"I want to finish the job," Woodson said before the Knicks fell into a tie for seventh place when the 76ers beat the Pacers in overtime Saturday night. "Depending on where this team goes, I want to be the guy who's in charge running the show and finishing. That might not be in the cards. I don't know. But I'm not going to sit here and complain about that."
Woodson, who takes a 15-6 record into Sunday's game against his old team, has been around the NBA for roughly 30 years as a player and coach. He understands the business, especially in New York, where he began his playing career in 1980. It's a big city that craves the biggest stars and biggest names.
Phil Jackson and John Calipari are lurking, and both have ties to the organization. After winning a national title with Kentucky and having all five starters declare for the draft, Calipari could be tempted to return to the NBA. The former Nets coach's appeal may never be greater.
"I can't worry about that," said Woodson, who won an NBA title in 2004 as an assistant in Detroit under Larry Brown. "I can't do that. If I'm looking over my shoulders about my job, I can't do my job. I can't do it.
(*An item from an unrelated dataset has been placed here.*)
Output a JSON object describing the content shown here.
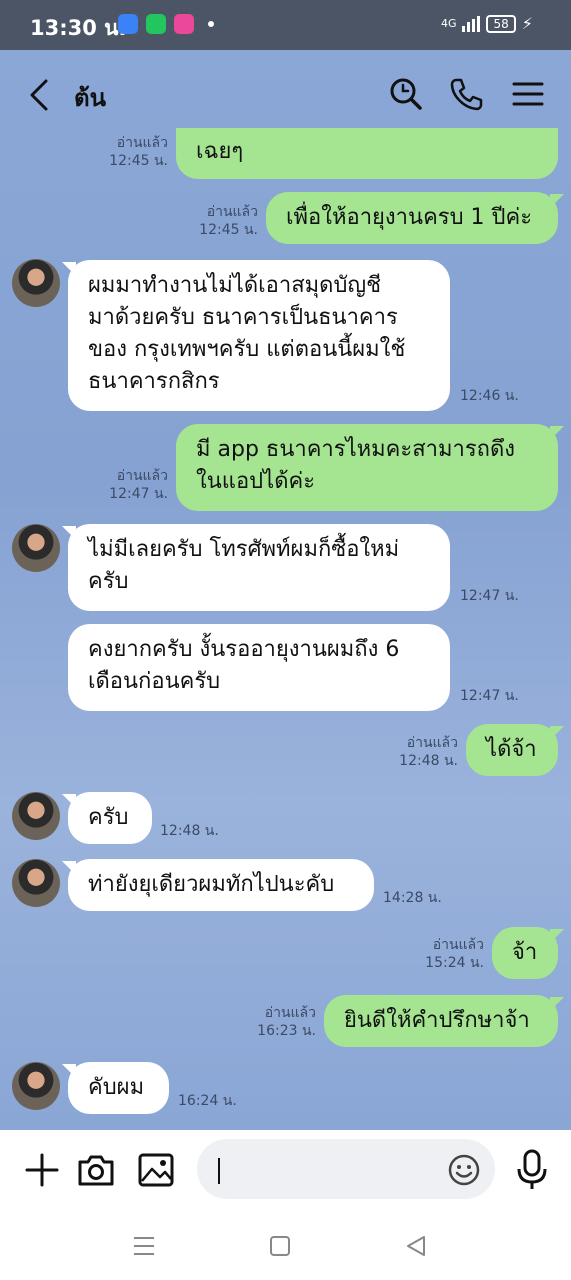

"I do think about my future. But I'm a very secure person in what I do. I can't control things sometimes in this league. If I could control the Atlanta situation, I probably would still be in Atlanta. I couldn't control that at all. And I can't control what's out there now with this organization."
What Woodson does control is how he prepares the Knicks for the final three regular-season games and the postseason.
When D'Antoni resigned, the Knicks were 18-24 and had lost six straight. In addition to challenging Anthony, Woodson brought accountability and inspiring defense back to the Knicks, and they responded.
Even after losing Stoudemire for three weeks and Jeremy Lin for the season, Woodson kept the Knicks focused on the postseason. They're going back for the second straight year and believe they can go far. "Just over the past few months of play, how great it's been under Mike Woodson," Stoudemire said. "We feel confident about him, we feel great about our players and we feel like we can do some damage in the postseason."
That's Woodson's goal. "We're supposed to be in the playoffs," he said. "This team is too good not to do that. It's great it happened. I'm excited, but there are far bigger things.
"We still got a long way to go. I've seen a title won when I went to the playoffs one year. That's the only thing on my mind: I sleep, eat, trying to get back to a title game to see if we can win it. That's why I'm in it. That's the only reason why I'm in it."